The neonatal abstinence syndrome refers to a postnatal opioid withdrawal syndrome that can occur in 55 to 94% of newborns whose mothers were addicted to or treated with opioids while pregnant. When you take these drugs during pregnancy, they can pass through the placenta and cause serious problems for your baby. Substances that cause drug dependence and addiction in the mother also causes the fetus to become addicted. However, since the drug is no longer available, the baby’s central nervous system becomes overstimulated causing symptoms of withdrawal.
Some drugs are more likely to cause NAS than others, but nearly all have some effect on the baby. Opiates, such as heroin and methadone, cause withdrawal in over half of babies exposed prenatally.
Have Opioid Overdose Crisis Lawsuits Been Filed?
Attorneys who file lawsuits regarding opioid painkillers often claim that prescription drugs were responsible for an individual’s addiction. Approximately 75 percent of addicts have reported their first opioid was a prescription drug and in many cases, plaintiffs moved on to illegal opioids like heroin when their scripts ran out.
Some people have reportedly resorted to criminal activity to steal or pay for more drugs.
Most opioid lawsuits allege that the drug manufacturers turned a blind eye to suspicious orders for years. Instead of investigating enormous shipments to pharmacies and prescriptions from doctors, the opioid manufacturers chased profits and ignored the epidemic.
The drug manufacturers have also been accused of paying kickbacks to doctors who promoted off-label opioid use. Many believe the current opioid epidemic lies at the feet of the drug manufacturers because they pushed opioid medicines through extensive marketing schemes.
Lawsuits claim drug manufacturers misled the public and doctors about the addictiveness of opioid-based medicines. That means that some doctors may have been making uninformed decisions when prescribing opioids to patients and unwillingly led their patients down the path of addiction.
Find an Opioid Crisis Attorney Today
Our award-winning opioid overdose lawyers can help you if you or your family member was harmed by an opioid-related death, overdose, or symptoms of overdose requiring hospitalization.
- The victim must have been prescribed opioids: If you wish to join the opioid lawsuit, you or the lost loved one must have been prescribed opioids at the time of the overdose or hospitalization. Unfortunately, at this time the opioid lawsuit is only covering victims with prescriptions of the actual opioid they overdosed on.
- If you lost a loved one from an opioid overdose: The opioid lawsuit can be joined by families that lost a loved one from an opioid overdose. While the opioid lawsuit cannot bring back your loved one, it can hold the drug manufacturers liable for their actions.

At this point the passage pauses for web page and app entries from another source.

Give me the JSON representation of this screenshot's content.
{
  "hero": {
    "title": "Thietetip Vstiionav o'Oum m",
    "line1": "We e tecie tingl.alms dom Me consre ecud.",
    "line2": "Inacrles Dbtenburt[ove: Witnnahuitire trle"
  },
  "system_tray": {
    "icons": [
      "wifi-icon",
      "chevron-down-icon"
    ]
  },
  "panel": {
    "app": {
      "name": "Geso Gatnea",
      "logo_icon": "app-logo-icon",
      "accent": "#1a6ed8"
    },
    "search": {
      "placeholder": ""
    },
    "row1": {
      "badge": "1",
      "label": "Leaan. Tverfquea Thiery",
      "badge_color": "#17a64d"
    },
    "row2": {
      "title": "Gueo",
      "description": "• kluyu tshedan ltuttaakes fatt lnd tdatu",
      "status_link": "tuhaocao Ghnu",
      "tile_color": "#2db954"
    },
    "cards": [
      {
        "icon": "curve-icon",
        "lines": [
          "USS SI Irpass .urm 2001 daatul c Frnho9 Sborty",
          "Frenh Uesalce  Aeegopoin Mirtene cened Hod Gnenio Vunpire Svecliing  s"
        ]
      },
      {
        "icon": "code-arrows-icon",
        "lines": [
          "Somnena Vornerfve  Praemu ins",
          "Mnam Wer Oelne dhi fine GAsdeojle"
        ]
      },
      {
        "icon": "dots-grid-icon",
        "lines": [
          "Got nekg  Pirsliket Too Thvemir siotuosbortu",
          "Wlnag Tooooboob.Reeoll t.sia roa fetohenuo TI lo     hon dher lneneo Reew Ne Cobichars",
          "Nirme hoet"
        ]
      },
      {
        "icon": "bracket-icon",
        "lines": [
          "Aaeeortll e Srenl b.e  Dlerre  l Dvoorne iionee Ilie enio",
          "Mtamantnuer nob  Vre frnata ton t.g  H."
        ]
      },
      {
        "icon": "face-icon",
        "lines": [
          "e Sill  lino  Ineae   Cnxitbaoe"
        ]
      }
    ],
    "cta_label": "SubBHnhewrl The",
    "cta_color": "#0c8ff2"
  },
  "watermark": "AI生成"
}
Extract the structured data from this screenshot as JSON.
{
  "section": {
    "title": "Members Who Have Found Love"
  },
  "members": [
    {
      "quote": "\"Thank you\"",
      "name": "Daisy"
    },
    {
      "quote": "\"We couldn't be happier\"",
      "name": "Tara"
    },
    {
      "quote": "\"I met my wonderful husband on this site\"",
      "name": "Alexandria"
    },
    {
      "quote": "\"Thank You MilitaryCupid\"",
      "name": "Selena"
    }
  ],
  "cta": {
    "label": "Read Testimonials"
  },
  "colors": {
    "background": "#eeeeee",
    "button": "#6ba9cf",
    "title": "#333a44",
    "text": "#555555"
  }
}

- If you were hospitalized from an opioid overdose: The opioid lawsuit may also include victims who were hospitalized for opioid overdoses. Those lawsuits may be able to recover the medical bills related to the opioid overdose event. Opioid overdose hospitalizations can be very expensive and some patients may require prolonged medical care.